Your assignment -
Report every line of the entries that contains the word "type".

Dataset rows for apps and sites
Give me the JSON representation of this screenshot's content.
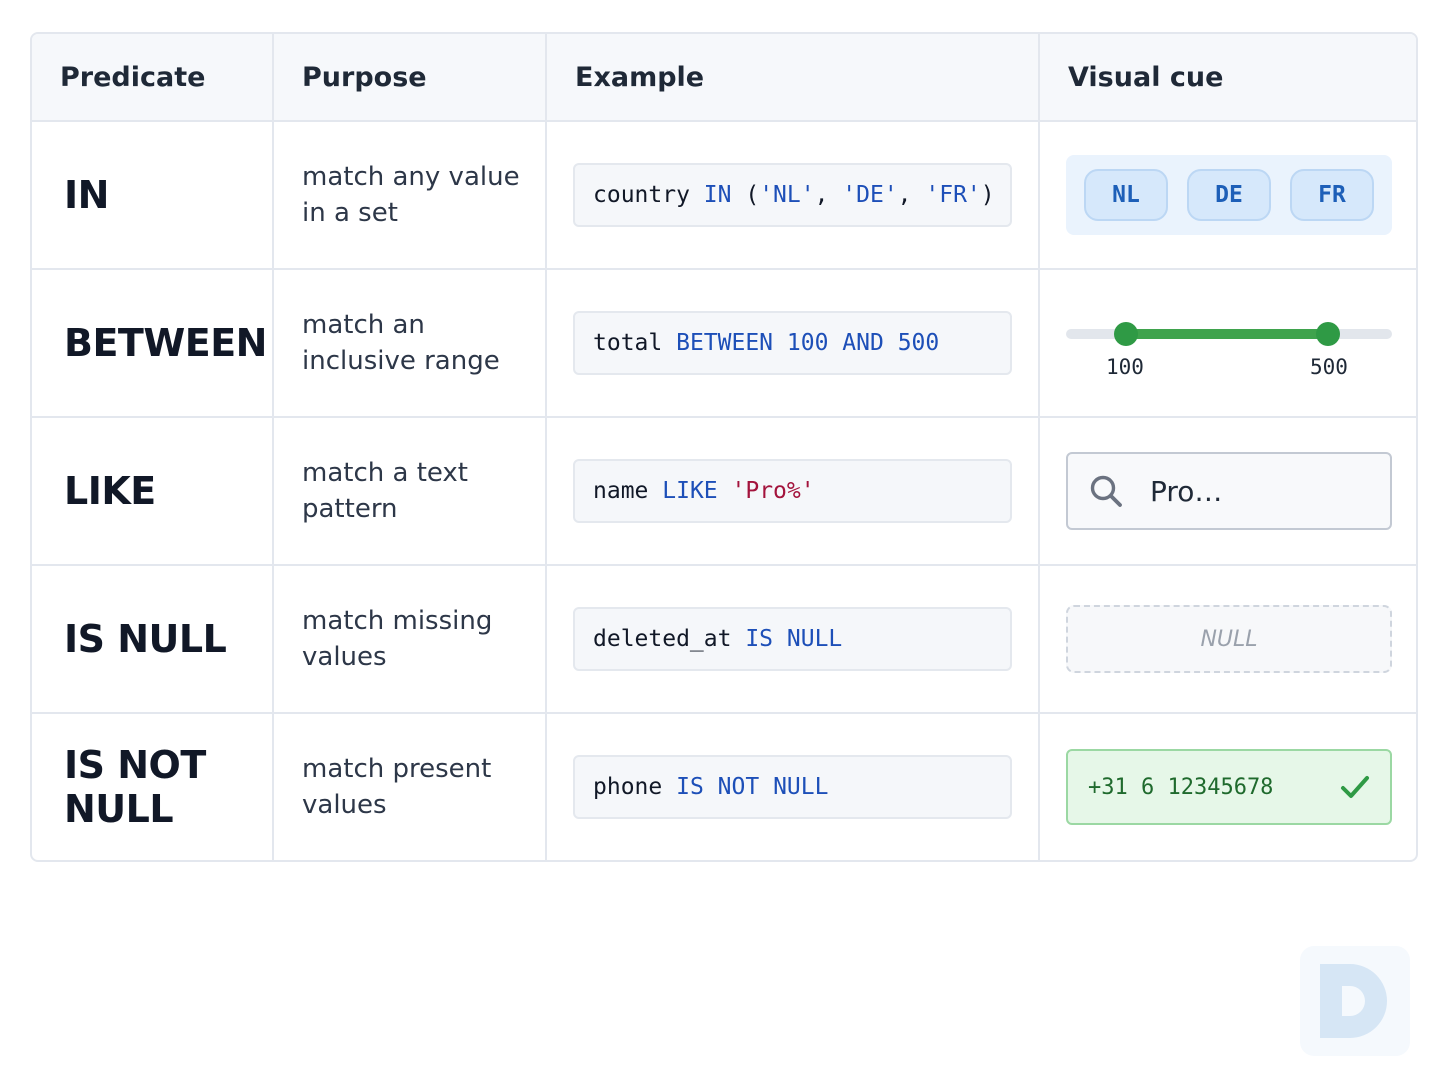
{
  "headers": [
    "Predicate",
    "Purpose",
    "Example",
    "Visual cue"
  ],
  "rows": [
    {
      "predicate": "IN",
      "purpose": "match any value in a set",
      "example": [
        {
          "t": "country ",
          "c": "plain"
        },
        {
          "t": "IN",
          "c": "kw"
        },
        {
          "t": " (",
          "c": "plain"
        },
        {
          "t": "'NL'",
          "c": "str"
        },
        {
          "t": ", ",
          "c": "plain"
        },
        {
          "t": "'DE'",
          "c": "str"
        },
        {
          "t": ", ",
          "c": "plain"
        },
        {
          "t": "'FR'",
          "c": "str"
        },
        {
          "t": ")",
          "c": "plain"
        }
      ],
      "visual": {
        "type": "chips",
        "chips": [
          "NL",
          "DE",
          "FR"
        ]
      }
    },
    {
      "predicate": "BETWEEN",
      "purpose": "match an inclusive range",
      "example": [
        {
          "t": "total ",
          "c": "plain"
        },
        {
          "t": "BETWEEN",
          "c": "kw"
        },
        {
          "t": " ",
          "c": "plain"
        },
        {
          "t": "100",
          "c": "num"
        },
        {
          "t": " ",
          "c": "plain"
        },
        {
          "t": "AND",
          "c": "kw"
        },
        {
          "t": " ",
          "c": "plain"
        },
        {
          "t": "500",
          "c": "num"
        }
      ],
      "visual": {
        "type": "slider",
        "min_label": "100",
        "max_label": "500"
      }
    },
    {
      "predicate": "LIKE",
      "purpose": "match a text pattern",
      "example": [
        {
          "t": "name ",
          "c": "plain"
        },
        {
          "t": "LIKE",
          "c": "kw"
        },
        {
          "t": " ",
          "c": "plain"
        },
        {
          "t": "'Pro%'",
          "c": "str-red"
        }
      ],
      "visual": {
        "type": "search",
        "value": "Pro…",
        "icon": "search-icon"
      }
    },
    {
      "predicate": "IS NULL",
      "purpose": "match missing values",
      "example": [
        {
          "t": "deleted_at ",
          "c": "plain"
        },
        {
          "t": "IS",
          "c": "kw"
        },
        {
          "t": " ",
          "c": "plain"
        },
        {
          "t": "NULL",
          "c": "kw"
        }
      ],
      "visual": {
        "type": "null",
        "text": "NULL"
      }
    },
    {
      "predicate": "IS NOT NULL",
      "purpose": "match present values",
      "example": [
        {
          "t": "phone ",
          "c": "plain"
        },
        {
          "t": "IS",
          "c": "kw"
        },
        {
          "t": " ",
          "c": "plain"
        },
        {
          "t": "NOT",
          "c": "kw"
        },
        {
          "t": " ",
          "c": "plain"
        },
        {
          "t": "NULL",
          "c": "kw"
        }
      ],
      "visual": {
        "type": "present",
        "text": "+31 6 12345678",
        "icon": "checkmark-icon"
      }
    }
  ],
  "colors": {
    "keyword": "#1d4fb8",
    "string_accent": "#a3133c",
    "success": "#2f9a45",
    "chip_text": "#1d5fb8"
  },
  "logo": {
    "icon": "brand-logo-icon"
  }
}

Answer to this problem -
        "type": "chips",
        "type": "slider",
        "type": "search",
        "type": "null",
        "type": "present",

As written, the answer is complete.